(Entries taken from a collection)
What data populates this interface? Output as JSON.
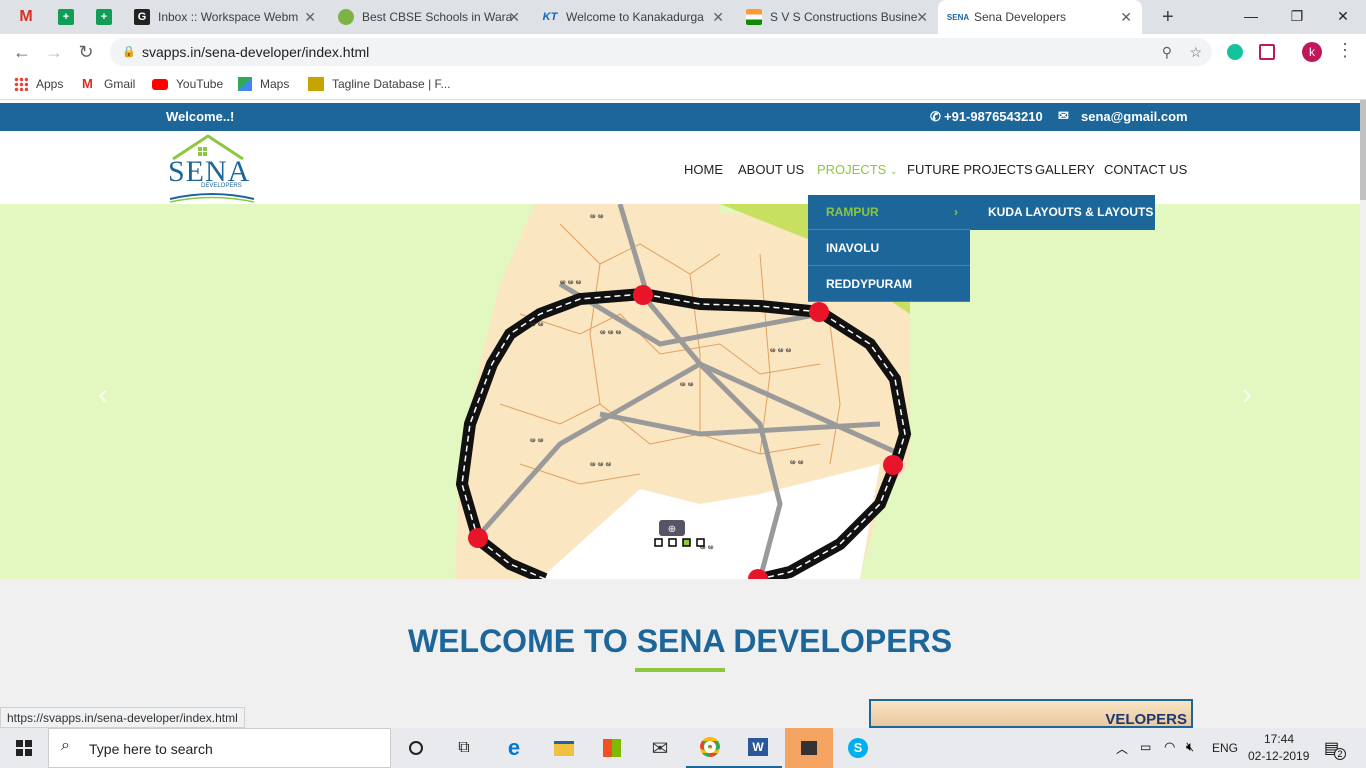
{
  "browser": {
    "tabs": [
      {
        "title": "",
        "icon": "gmail-icon"
      },
      {
        "title": "",
        "icon": "sheets-icon"
      },
      {
        "title": "",
        "icon": "sheets-icon"
      },
      {
        "title": "Inbox :: Workspace Webm",
        "icon": "g-icon"
      },
      {
        "title": "Best CBSE Schools in Wara",
        "icon": "leaf-icon"
      },
      {
        "title": "Welcome to Kanakadurga",
        "icon": "kt-icon"
      },
      {
        "title": "S V S Constructions Busine",
        "icon": "flag-icon"
      },
      {
        "title": "Sena Developers",
        "icon": "sena-icon"
      }
    ],
    "new_tab_label": "+",
    "url": "svapps.in/sena-developer/index.html",
    "bookmarks": [
      {
        "label": "Apps"
      },
      {
        "label": "Gmail"
      },
      {
        "label": "YouTube"
      },
      {
        "label": "Maps"
      },
      {
        "label": "Tagline Database | F..."
      }
    ],
    "profile_initial": "k",
    "status_url": "https://svapps.in/sena-developer/index.html"
  },
  "site": {
    "welcome_text": "Welcome..!",
    "phone": "+91-9876543210",
    "email": "sena@gmail.com",
    "logo": {
      "name": "SENA",
      "sub": "DEVELOPERS"
    },
    "menu": [
      "HOME",
      "ABOUT US",
      "PROJECTS",
      "FUTURE PROJECTS",
      "GALLERY",
      "CONTACT US"
    ],
    "active_menu": "PROJECTS",
    "dropdown": [
      "RAMPUR",
      "INAVOLU",
      "REDDYPURAM"
    ],
    "submenu": [
      "KUDA LAYOUTS & LAYOUTS"
    ],
    "welcome_heading": "WELCOME TO SENA DEVELOPERS",
    "thumb_caption": "VELOPERS",
    "colors": {
      "primary": "#1c6699",
      "accent": "#8dc63f",
      "hero_bg": "#e2f8c0"
    }
  },
  "taskbar": {
    "search_placeholder": "Type here to search",
    "lang": "ENG",
    "time": "17:44",
    "date": "02-12-2019",
    "notif_count": "2"
  }
}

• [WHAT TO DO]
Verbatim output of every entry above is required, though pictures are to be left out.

• [WRITTEN RESPONSE]
What data populates this interface? Output as JSON.
{
  "browser": {
    "tabs": [
      {
        "title": "",
        "icon": "gmail-icon"
      },
      {
        "title": "",
        "icon": "sheets-icon"
      },
      {
        "title": "",
        "icon": "sheets-icon"
      },
      {
        "title": "Inbox :: Workspace Webm",
        "icon": "g-icon"
      },
      {
        "title": "Best CBSE Schools in Wara",
        "icon": "leaf-icon"
      },
      {
        "title": "Welcome to Kanakadurga",
        "icon": "kt-icon"
      },
      {
        "title": "S V S Constructions Busine",
        "icon": "flag-icon"
      },
      {
        "title": "Sena Developers",
        "icon": "sena-icon"
      }
    ],
    "new_tab_label": "+",
    "url": "svapps.in/sena-developer/index.html",
    "bookmarks": [
      {
        "label": "Apps"
      },
      {
        "label": "Gmail"
      },
      {
        "label": "YouTube"
      },
      {
        "label": "Maps"
      },
      {
        "label": "Tagline Database | F..."
      }
    ],
    "profile_initial": "k",
    "status_url": "https://svapps.in/sena-developer/index.html"
  },
  "site": {
    "welcome_text": "Welcome..!",
    "phone": "+91-9876543210",
    "email": "sena@gmail.com",
    "logo": {
      "name": "SENA",
      "sub": "DEVELOPERS"
    },
    "menu": [
      "HOME",
      "ABOUT US",
      "PROJECTS",
      "FUTURE PROJECTS",
      "GALLERY",
      "CONTACT US"
    ],
    "active_menu": "PROJECTS",
    "dropdown": [
      "RAMPUR",
      "INAVOLU",
      "REDDYPURAM"
    ],
    "submenu": [
      "KUDA LAYOUTS & LAYOUTS"
    ],
    "welcome_heading": "WELCOME TO SENA DEVELOPERS",
    "thumb_caption": "VELOPERS",
    "colors": {
      "primary": "#1c6699",
      "accent": "#8dc63f",
      "hero_bg": "#e2f8c0"
    }
  },
  "taskbar": {
    "search_placeholder": "Type here to search",
    "lang": "ENG",
    "time": "17:44",
    "date": "02-12-2019",
    "notif_count": "2"
  }
}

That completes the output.